Collected data:
□ □ □ □ □
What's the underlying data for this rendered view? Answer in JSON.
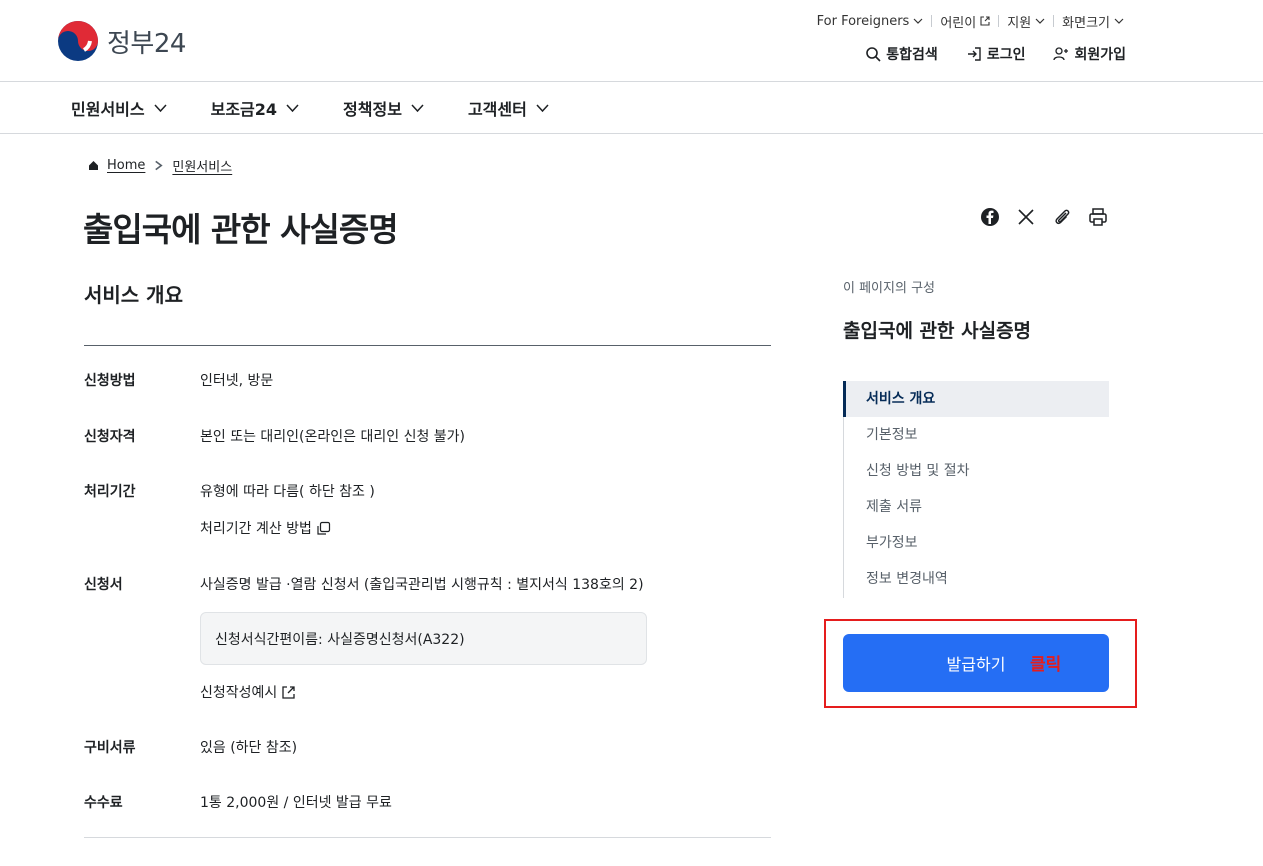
{
  "brand": {
    "name": "정부24"
  },
  "utility": [
    "For Foreigners",
    "어린이",
    "지원",
    "화면크기"
  ],
  "account": {
    "search": "통합검색",
    "login": "로그인",
    "signup": "회원가입"
  },
  "gnb": [
    "민원서비스",
    "보조금24",
    "정책정보",
    "고객센터"
  ],
  "breadcrumb": {
    "home": "Home",
    "current": "민원서비스"
  },
  "page": {
    "title": "출입국에 관한 사실증명"
  },
  "overview": {
    "title": "서비스 개요",
    "rows": [
      {
        "label": "신청방법",
        "value": "인터넷, 방문"
      },
      {
        "label": "신청자격",
        "value": "본인 또는 대리인(온라인은 대리인 신청 불가)"
      },
      {
        "label": "처리기간",
        "value": "유형에 따라 다름( 하단 참조 )",
        "link": "처리기간 계산 방법"
      },
      {
        "label": "신청서",
        "value": "사실증명 발급 ·열람 신청서 (출입국관리법 시행규칙 : 별지서식 138호의 2)",
        "box": "신청서식간편이름: 사실증명신청서(A322)",
        "link": "신청작성예시"
      },
      {
        "label": "구비서류",
        "value": "있음 (하단 참조)"
      },
      {
        "label": "수수료",
        "value": "1통 2,000원 / 인터넷 발급 무료"
      }
    ]
  },
  "toc": {
    "caption": "이 페이지의 구성",
    "title": "출입국에 관한 사실증명",
    "items": [
      "서비스 개요",
      "기본정보",
      "신청 방법 및 절차",
      "제출 서류",
      "부가정보",
      "정보 변경내역"
    ]
  },
  "action": {
    "issue": "발급하기",
    "annotation": "클릭"
  },
  "colors": {
    "primary": "#256ef4",
    "accent_red": "#e51d1d",
    "navy": "#052b57"
  },
  "icons": [
    "search-icon",
    "login-icon",
    "user-plus-icon",
    "chevron-down-icon",
    "home-icon",
    "facebook-icon",
    "x-icon",
    "paperclip-icon",
    "print-icon",
    "copy-icon",
    "external-link-icon"
  ]
}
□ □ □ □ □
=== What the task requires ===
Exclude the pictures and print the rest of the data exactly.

=== Answer space ===
What's the underlying data for this rendered view? Answer in JSON.
{
  "brand": {
    "name": "정부24"
  },
  "utility": [
    "For Foreigners",
    "어린이",
    "지원",
    "화면크기"
  ],
  "account": {
    "search": "통합검색",
    "login": "로그인",
    "signup": "회원가입"
  },
  "gnb": [
    "민원서비스",
    "보조금24",
    "정책정보",
    "고객센터"
  ],
  "breadcrumb": {
    "home": "Home",
    "current": "민원서비스"
  },
  "page": {
    "title": "출입국에 관한 사실증명"
  },
  "overview": {
    "title": "서비스 개요",
    "rows": [
      {
        "label": "신청방법",
        "value": "인터넷, 방문"
      },
      {
        "label": "신청자격",
        "value": "본인 또는 대리인(온라인은 대리인 신청 불가)"
      },
      {
        "label": "처리기간",
        "value": "유형에 따라 다름( 하단 참조 )",
        "link": "처리기간 계산 방법"
      },
      {
        "label": "신청서",
        "value": "사실증명 발급 ·열람 신청서 (출입국관리법 시행규칙 : 별지서식 138호의 2)",
        "box": "신청서식간편이름: 사실증명신청서(A322)",
        "link": "신청작성예시"
      },
      {
        "label": "구비서류",
        "value": "있음 (하단 참조)"
      },
      {
        "label": "수수료",
        "value": "1통 2,000원 / 인터넷 발급 무료"
      }
    ]
  },
  "toc": {
    "caption": "이 페이지의 구성",
    "title": "출입국에 관한 사실증명",
    "items": [
      "서비스 개요",
      "기본정보",
      "신청 방법 및 절차",
      "제출 서류",
      "부가정보",
      "정보 변경내역"
    ]
  },
  "action": {
    "issue": "발급하기",
    "annotation": "클릭"
  },
  "colors": {
    "primary": "#256ef4",
    "accent_red": "#e51d1d",
    "navy": "#052b57"
  },
  "icons": [
    "search-icon",
    "login-icon",
    "user-plus-icon",
    "chevron-down-icon",
    "home-icon",
    "facebook-icon",
    "x-icon",
    "paperclip-icon",
    "print-icon",
    "copy-icon",
    "external-link-icon"
  ]
}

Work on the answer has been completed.